Life would change pretty dramatically. But why are we talking about this now? Because here are some numbers you should know about:
Roughly 463 million adults aged 20–79 years were living with diabetes in 2019, representing 9.3% of the world’s population in this age group. This number is predicted to rise to 578 million (10.2%) by 2030 and to 700 million (10.9%) by 20451.One in two (50.1%), or 231.9 million of the 463 million adults living with diabetes, (overwhelmingly type 2 diabetes, aged 20–79 years) are unaware that they have the condition1.In India, the total number of people with diabetes was estimated to be 77 million in 2019, 43.9 million of whom were undiagnosed1.
That last one should make you sit up – more than half the people with diabetes in India are walking around undiagnosed. As time goes on, this number is only going to increase. Between the commute, the long workday, the stress, the eating out, the no-time-for-exercising and the desk jobs, the incidence of diabetes is on the rise. Particularly in urban centres. But why are we talking about diabetes, when we were just talking about losing one’s vision? Here are some more facts:
Diabetic eye disease is a much-feared complication of diabetes, consisting predominantly of Diabetic Retinopathy, Diabetic Macular Edema, Cataract and Glaucoma, but also double vision and inability to focus1.In most countries, Diabetic Retinopathy is acknowledged to be one of the leading causes of blindness in the working age population with devastating personal and socioeconomic consequences1.Based on an analysis of 35 studies worldwide carried out between 1980 and 2008, the overall prevalence of any DR in people with diabetes using retinal images was estimated to be 35% with vision- threatening DR present in 12%1.
Let’s look at those numbers again. More than half of the people with diabetes in India are undiagnosed. More than one-third are estimated to have some form of Diabetic Retinopathy, and one in eight will have Diabetic Retinopathy that is advanced and severe enough to threaten their eyesight.
Did those numbers make you blink? That’s what happened to us too. This is why Network18 launched the ‘Netra Suraksha’ – India Against Diabetes initiative, in association with Novartis, to bring together the best minds in medicine, policy making and think tanks to bear on the problem of Diabetic Retinopathy.
One of the first things we learned about Diabetic Retinopathy was that it is asymptomatic in the early stages. This, unfortunately, is the stage where treatment is most effective. By the time symptoms begin to appear, there is already some degree of vision loss. The bad news is that the damage is irreversible. Once diagnosed, the patient can manage the disease very effectively, particularly if they are diligent in following their doctor’s instructions.
The other thing that we learned was that Diabetic Retinopathy is very easy to detect. All it needs is a simple, painless, routine eye test (at the eye doctor, not the spectacle shop!). It became Netra Suraksha’s mission to get the word out there – through round table discussions, explainer videos and articles. You can access all these materials at the Netra Suraksha initiative page on News18.com. We also designed an online Diabetic Retinopathy Self Check Up to assess your risk.
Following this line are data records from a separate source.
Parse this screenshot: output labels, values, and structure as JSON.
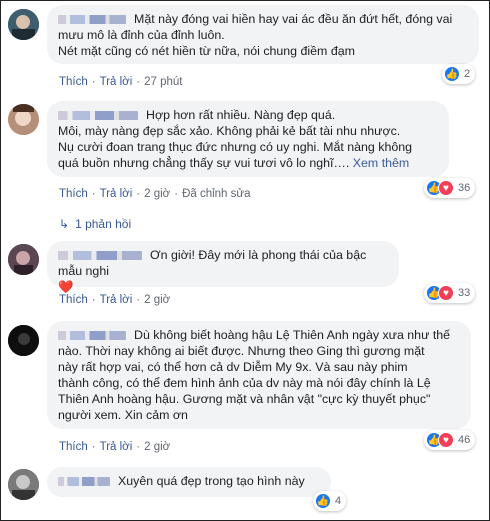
{
  "comments": [
    {
      "text_lines": [
        "Mặt này đóng vai hiền hay vai ác đều ăn đứt hết, đóng vai",
        "mưu mô là đỉnh của đỉnh luôn.",
        "Nét mặt cũng có nét hiền từ nữa, nói chung điềm đạm"
      ],
      "like": "Thích",
      "reply": "Trả lời",
      "time": "27 phút",
      "reactions": [
        "like"
      ],
      "count": "2"
    },
    {
      "text_lines": [
        "Hợp hơn rất nhiều. Nàng đẹp quá.",
        "Môi, mày nàng đẹp sắc xảo. Không phải kẻ bất tài nhu nhược.",
        "Nụ cười đoan trang thục đức nhưng có uy nghi. Mắt nàng không",
        "quá buồn nhưng chẳng thấy sự vui tươi vô lo nghĩ…."
      ],
      "see_more": "Xem thêm",
      "like": "Thích",
      "reply": "Trả lời",
      "time": "2 giờ",
      "edited": "Đã chỉnh sửa",
      "reactions": [
        "like",
        "love"
      ],
      "count": "36",
      "replies_label": "1 phản hồi"
    },
    {
      "text_lines": [
        "Ơn giời! Đây mới là phong thái của bậc mẫu nghi"
      ],
      "emoji": "❤️",
      "like": "Thích",
      "reply": "Trả lời",
      "time": "2 giờ",
      "reactions": [
        "like",
        "love"
      ],
      "count": "33"
    },
    {
      "text_lines": [
        "Dù không biết hoàng hậu Lệ Thiên Anh ngày xưa như thế",
        "nào. Thời nay không ai biết được. Nhưng theo Ging thì gương mặt",
        "này rất hợp vai, có thể hơn cả dv Diễm My 9x. Và sau này phim",
        "thành công, có thể đem hình ảnh của dv này mà nói đây chính là Lệ",
        "Thiên Anh hoàng hậu. Gương mặt và nhân vật \"cực kỳ thuyết phục\"",
        "người xem. Xin cảm ơn"
      ],
      "like": "Thích",
      "reply": "Trả lời",
      "time": "2 giờ",
      "reactions": [
        "like",
        "love"
      ],
      "count": "46"
    },
    {
      "text_lines": [
        "Xuyên quá đẹp trong tạo hình này"
      ],
      "reactions": [
        "like"
      ],
      "count": "4"
    }
  ],
  "colors": {
    "link": "#385898",
    "like": "#1877f2",
    "love": "#f33e58",
    "bubble": "#f2f3f5"
  }
}
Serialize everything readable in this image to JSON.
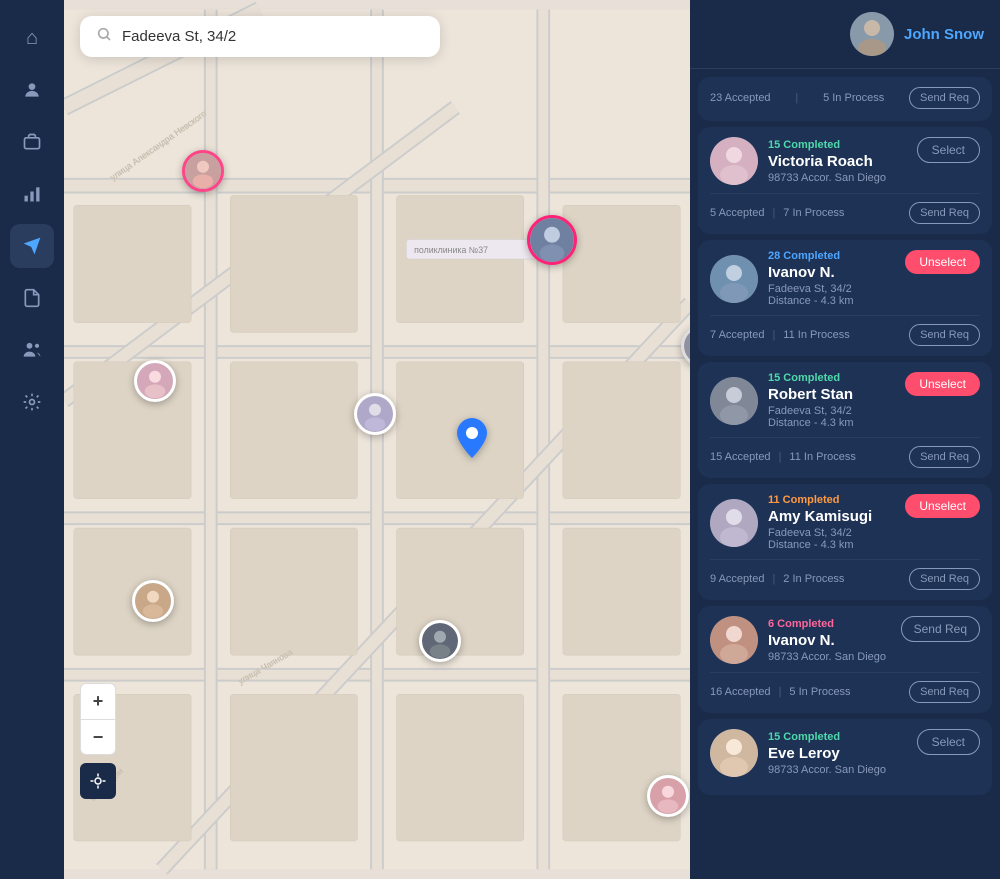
{
  "sidebar": {
    "items": [
      {
        "id": "home",
        "icon": "⌂",
        "label": "Home",
        "active": false
      },
      {
        "id": "person",
        "icon": "👤",
        "label": "Profile",
        "active": false
      },
      {
        "id": "briefcase",
        "icon": "💼",
        "label": "Work",
        "active": false
      },
      {
        "id": "chart",
        "icon": "📊",
        "label": "Analytics",
        "active": false
      },
      {
        "id": "send",
        "icon": "✈",
        "label": "Send",
        "active": true
      },
      {
        "id": "doc",
        "icon": "📄",
        "label": "Documents",
        "active": false
      },
      {
        "id": "group",
        "icon": "👥",
        "label": "Group",
        "active": false
      },
      {
        "id": "settings",
        "icon": "⚙",
        "label": "Settings",
        "active": false
      }
    ]
  },
  "header": {
    "user_name": "John Snow",
    "avatar_alt": "John Snow avatar"
  },
  "search": {
    "placeholder": "Fadeeva St, 34/2",
    "value": "Fadeeva St, 34/2"
  },
  "cards": [
    {
      "id": "card-victoria",
      "completed_count": "15",
      "completed_label": "15 Completed",
      "completed_color": "#4dd9ac",
      "name": "Victoria Roach",
      "address": "98733 Accor. San Diego",
      "distance": null,
      "accepted": "5 Accepted",
      "in_process": "7 In Process",
      "action": "Select",
      "action_type": "select",
      "send_req": "Send Req"
    },
    {
      "id": "card-ivanov1",
      "completed_count": "28",
      "completed_label": "28 Completed",
      "completed_color": "#4da6ff",
      "name": "Ivanov N.",
      "address": "Fadeeva St, 34/2",
      "distance": "Distance - 4.3 km",
      "accepted": "7 Accepted",
      "in_process": "11 In Process",
      "action": "Unselect",
      "action_type": "unselect",
      "send_req": "Send Req"
    },
    {
      "id": "card-robert",
      "completed_count": "15",
      "completed_label": "15 Completed",
      "completed_color": "#4dd9ac",
      "name": "Robert Stan",
      "address": "Fadeeva St, 34/2",
      "distance": "Distance - 4.3 km",
      "accepted": "15 Accepted",
      "in_process": "11 In Process",
      "action": "Unselect",
      "action_type": "unselect",
      "send_req": "Send Req"
    },
    {
      "id": "card-amy",
      "completed_count": "11",
      "completed_label": "11 Completed",
      "completed_color": "#ff9944",
      "name": "Amy Kamisugi",
      "address": "Fadeeva St, 34/2",
      "distance": "Distance - 4.3 km",
      "accepted": "9 Accepted",
      "in_process": "2 In Process",
      "action": "Unselect",
      "action_type": "unselect",
      "send_req": "Send Req"
    },
    {
      "id": "card-ivanov2",
      "completed_count": "6",
      "completed_label": "6 Completed",
      "completed_color": "#ff6699",
      "name": "Ivanov N.",
      "address": "98733 Accor. San Diego",
      "distance": null,
      "accepted": "16 Accepted",
      "in_process": "5 In Process",
      "action": "Send Req",
      "action_type": "send",
      "send_req": "Send Req"
    },
    {
      "id": "card-eve",
      "completed_count": "15",
      "completed_label": "15 Completed",
      "completed_color": "#4dd9ac",
      "name": "Eve Leroy",
      "address": "98733 Accor. San Diego",
      "distance": null,
      "accepted": null,
      "in_process": null,
      "action": "Select",
      "action_type": "select",
      "send_req": null
    }
  ],
  "map": {
    "location_pin": "📍",
    "zoom_in": "+",
    "zoom_out": "−",
    "locate": "⊕"
  }
}
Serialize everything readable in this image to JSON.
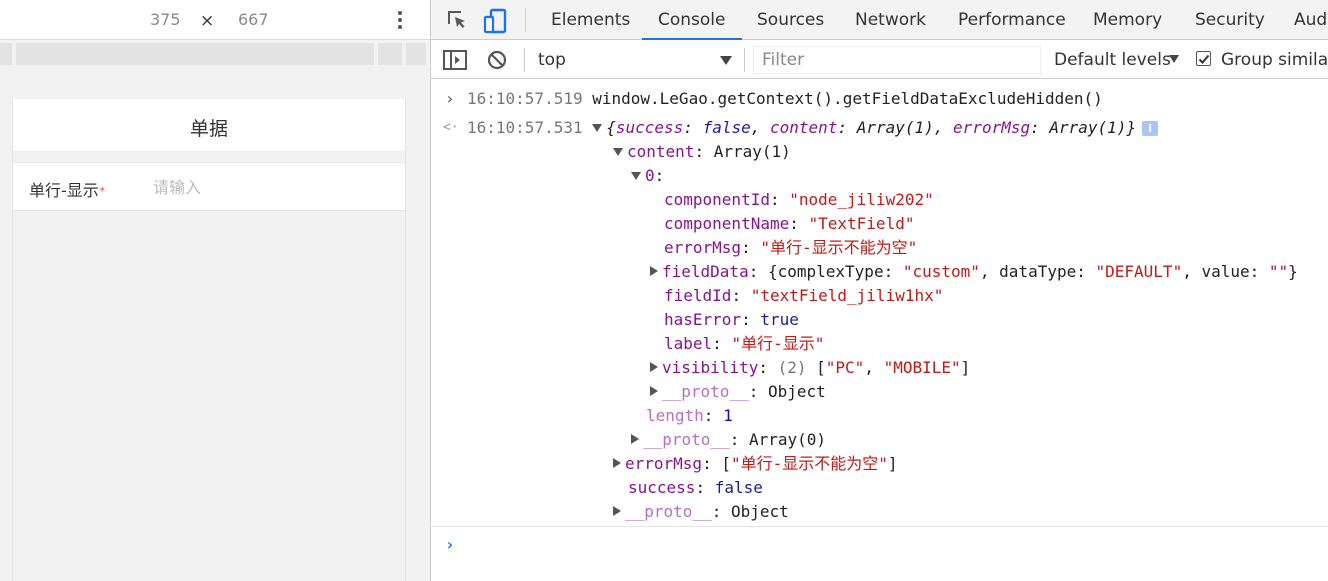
{
  "device_toolbar": {
    "width": "375",
    "times": "×",
    "height": "667"
  },
  "phone": {
    "title": "单据",
    "field_label": "单行-显示",
    "required_mark": "*",
    "placeholder": "请输入"
  },
  "devtools": {
    "tabs": [
      "Elements",
      "Console",
      "Sources",
      "Network",
      "Performance",
      "Memory",
      "Security",
      "Audi"
    ],
    "active_tab": "Console",
    "context": "top",
    "filter_placeholder": "Filter",
    "levels": "Default levels",
    "group_similar": "Group similar",
    "accent_color": "#1a73e8"
  },
  "console": {
    "cmd_time": "16:10:57.519",
    "cmd": "window.LeGao.getContext().getFieldDataExcludeHidden()",
    "res_time": "16:10:57.531",
    "summary": {
      "open": "{",
      "k1": "success",
      "v1": "false",
      "k2": "content",
      "v2": "Array(1)",
      "k3": "errorMsg",
      "v3": "Array(1)",
      "close": "}"
    },
    "info": "i",
    "content": {
      "key": "content",
      "value": "Array(1)"
    },
    "index0": "0",
    "componentId": {
      "key": "componentId",
      "value": "\"node_jiliw202\""
    },
    "componentName": {
      "key": "componentName",
      "value": "\"TextField\""
    },
    "errorMsg0": {
      "key": "errorMsg",
      "value": "\"单行-显示不能为空\""
    },
    "fieldData": {
      "key": "fieldData",
      "k1": "complexType",
      "v1": "\"custom\"",
      "k2": "dataType",
      "v2": "\"DEFAULT\"",
      "k3": "value",
      "v3": "\"\""
    },
    "fieldId": {
      "key": "fieldId",
      "value": "\"textField_jiliw1hx\""
    },
    "hasError": {
      "key": "hasError",
      "value": "true"
    },
    "label": {
      "key": "label",
      "value": "\"单行-显示\""
    },
    "visibility": {
      "key": "visibility",
      "count": "(2)",
      "v1": "\"PC\"",
      "v2": "\"MOBILE\""
    },
    "proto_inner": {
      "key": "__proto__",
      "value": "Object"
    },
    "length": {
      "key": "length",
      "value": "1"
    },
    "proto_array": {
      "key": "__proto__",
      "value": "Array(0)"
    },
    "errorMsg": {
      "key": "errorMsg",
      "value": "\"单行-显示不能为空\""
    },
    "success": {
      "key": "success",
      "value": "false"
    },
    "proto_outer": {
      "key": "__proto__",
      "value": "Object"
    }
  }
}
That’s where we recommend you begin. Take the online Diabetic Retinopathy Self Check Up, and then read up on the Netra Suraksha initiative page. Schedule an eye test with your doctor for yourself and the family. While you’re at it, schedule a blood test too, and check your sugar levels. Mark these tests on the family calendar – maybe even bundle them with dates that are significant to you, so you won’t forget to repeat them every year.
Spread the word: reach out to your friends and family, and share this information. Be a part of the solution. Scroll up and read the numbers again. If we’re going to beat this disease, we need every single person with diabetes to make the annual eye test a habit. Let’s fight the good fight against Diabetes and Diabetic Retinopathy. And let’s win.
IDF Atlas, International Diabetes Federation, 9th edition, 2019